▼

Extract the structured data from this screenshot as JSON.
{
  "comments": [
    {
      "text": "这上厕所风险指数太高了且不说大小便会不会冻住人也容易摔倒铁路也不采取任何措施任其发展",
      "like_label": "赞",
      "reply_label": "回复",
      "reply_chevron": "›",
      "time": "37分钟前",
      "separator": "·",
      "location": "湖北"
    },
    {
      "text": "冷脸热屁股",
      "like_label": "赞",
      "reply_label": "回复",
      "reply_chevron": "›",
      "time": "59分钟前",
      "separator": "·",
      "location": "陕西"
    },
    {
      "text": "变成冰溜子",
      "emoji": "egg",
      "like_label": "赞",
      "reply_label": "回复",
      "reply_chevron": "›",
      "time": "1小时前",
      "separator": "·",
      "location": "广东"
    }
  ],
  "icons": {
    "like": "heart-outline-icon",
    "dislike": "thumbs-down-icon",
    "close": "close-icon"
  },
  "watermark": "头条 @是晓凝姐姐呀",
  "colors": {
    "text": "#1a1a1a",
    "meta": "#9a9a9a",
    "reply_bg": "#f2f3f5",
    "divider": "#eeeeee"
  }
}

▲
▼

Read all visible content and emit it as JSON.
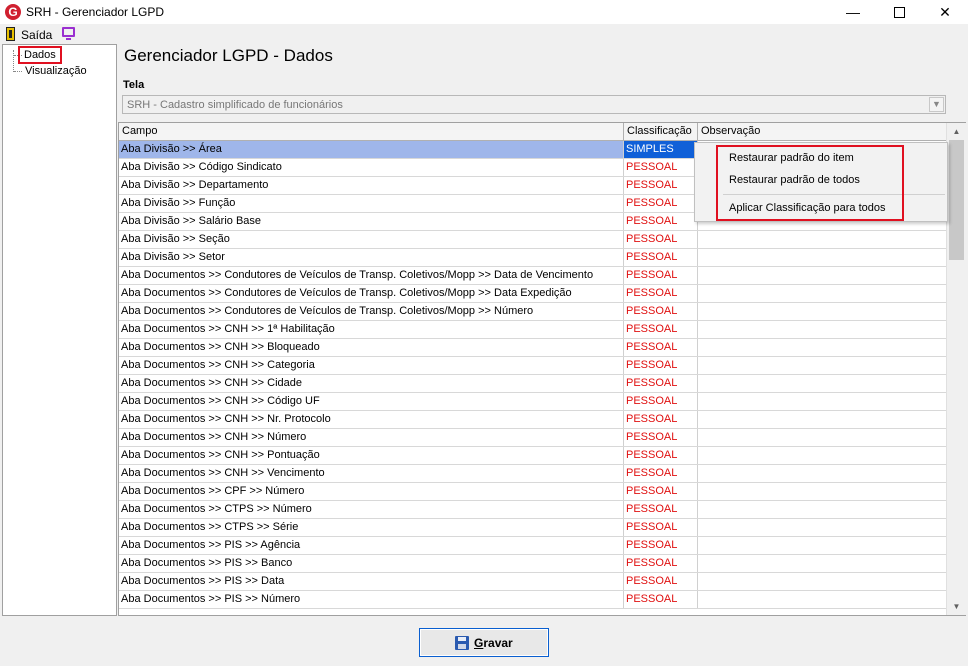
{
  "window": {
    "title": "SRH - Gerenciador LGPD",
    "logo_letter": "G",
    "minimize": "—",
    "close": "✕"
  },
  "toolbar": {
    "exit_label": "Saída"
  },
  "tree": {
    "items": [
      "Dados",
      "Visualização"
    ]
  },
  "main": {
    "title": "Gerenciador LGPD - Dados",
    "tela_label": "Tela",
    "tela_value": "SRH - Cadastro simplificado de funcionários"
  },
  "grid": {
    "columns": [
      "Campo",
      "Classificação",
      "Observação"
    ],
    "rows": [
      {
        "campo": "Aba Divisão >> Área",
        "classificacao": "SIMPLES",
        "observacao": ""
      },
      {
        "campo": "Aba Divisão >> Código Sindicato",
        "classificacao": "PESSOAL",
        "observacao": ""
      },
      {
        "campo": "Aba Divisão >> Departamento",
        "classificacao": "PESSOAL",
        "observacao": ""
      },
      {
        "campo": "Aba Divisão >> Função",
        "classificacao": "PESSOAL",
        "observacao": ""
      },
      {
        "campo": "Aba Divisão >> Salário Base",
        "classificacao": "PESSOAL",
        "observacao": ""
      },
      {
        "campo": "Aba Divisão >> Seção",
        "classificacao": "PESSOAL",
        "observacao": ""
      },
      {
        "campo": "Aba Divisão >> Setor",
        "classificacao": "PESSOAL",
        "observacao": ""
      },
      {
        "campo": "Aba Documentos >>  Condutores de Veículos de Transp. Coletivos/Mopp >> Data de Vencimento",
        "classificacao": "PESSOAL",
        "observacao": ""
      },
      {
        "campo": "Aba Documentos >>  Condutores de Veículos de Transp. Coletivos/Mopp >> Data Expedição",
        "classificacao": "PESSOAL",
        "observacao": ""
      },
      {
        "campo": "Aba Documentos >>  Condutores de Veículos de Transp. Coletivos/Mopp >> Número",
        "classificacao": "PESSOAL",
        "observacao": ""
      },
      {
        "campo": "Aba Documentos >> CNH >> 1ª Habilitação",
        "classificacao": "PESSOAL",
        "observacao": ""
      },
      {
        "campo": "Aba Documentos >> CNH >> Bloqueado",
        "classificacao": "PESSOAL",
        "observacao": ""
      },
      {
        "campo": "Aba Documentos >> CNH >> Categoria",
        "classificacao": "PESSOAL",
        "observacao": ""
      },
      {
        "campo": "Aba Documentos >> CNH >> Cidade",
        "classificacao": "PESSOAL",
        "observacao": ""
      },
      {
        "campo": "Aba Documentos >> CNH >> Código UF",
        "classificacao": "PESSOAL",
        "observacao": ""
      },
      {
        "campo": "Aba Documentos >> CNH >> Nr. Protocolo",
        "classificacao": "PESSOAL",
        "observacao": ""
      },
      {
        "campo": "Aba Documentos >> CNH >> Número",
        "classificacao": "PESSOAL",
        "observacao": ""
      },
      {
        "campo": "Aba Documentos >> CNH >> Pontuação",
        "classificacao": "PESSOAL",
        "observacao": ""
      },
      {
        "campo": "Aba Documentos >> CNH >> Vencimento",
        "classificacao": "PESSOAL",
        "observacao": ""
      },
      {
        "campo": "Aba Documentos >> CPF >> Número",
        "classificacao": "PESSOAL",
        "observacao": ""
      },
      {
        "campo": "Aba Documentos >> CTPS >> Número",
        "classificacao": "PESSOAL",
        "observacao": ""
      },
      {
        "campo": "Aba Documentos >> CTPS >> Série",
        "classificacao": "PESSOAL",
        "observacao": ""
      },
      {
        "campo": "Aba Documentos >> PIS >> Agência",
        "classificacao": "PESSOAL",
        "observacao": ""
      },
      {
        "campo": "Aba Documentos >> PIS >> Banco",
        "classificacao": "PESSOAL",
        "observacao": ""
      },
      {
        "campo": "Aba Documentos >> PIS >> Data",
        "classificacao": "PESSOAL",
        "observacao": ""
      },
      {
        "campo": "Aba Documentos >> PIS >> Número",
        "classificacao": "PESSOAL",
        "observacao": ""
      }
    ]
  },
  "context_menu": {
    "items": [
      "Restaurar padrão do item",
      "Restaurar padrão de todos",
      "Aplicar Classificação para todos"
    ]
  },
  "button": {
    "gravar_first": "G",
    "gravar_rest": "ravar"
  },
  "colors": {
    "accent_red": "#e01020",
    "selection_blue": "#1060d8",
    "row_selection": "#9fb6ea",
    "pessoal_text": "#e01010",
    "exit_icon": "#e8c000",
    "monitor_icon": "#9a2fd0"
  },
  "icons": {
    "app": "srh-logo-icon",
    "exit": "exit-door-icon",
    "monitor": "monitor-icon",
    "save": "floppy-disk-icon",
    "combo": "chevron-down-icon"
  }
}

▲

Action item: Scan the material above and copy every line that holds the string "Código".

Result of the task:
        "campo": "Aba Divisão >> Código Sindicato",
        "campo": "Aba Documentos >> CNH >> Código UF",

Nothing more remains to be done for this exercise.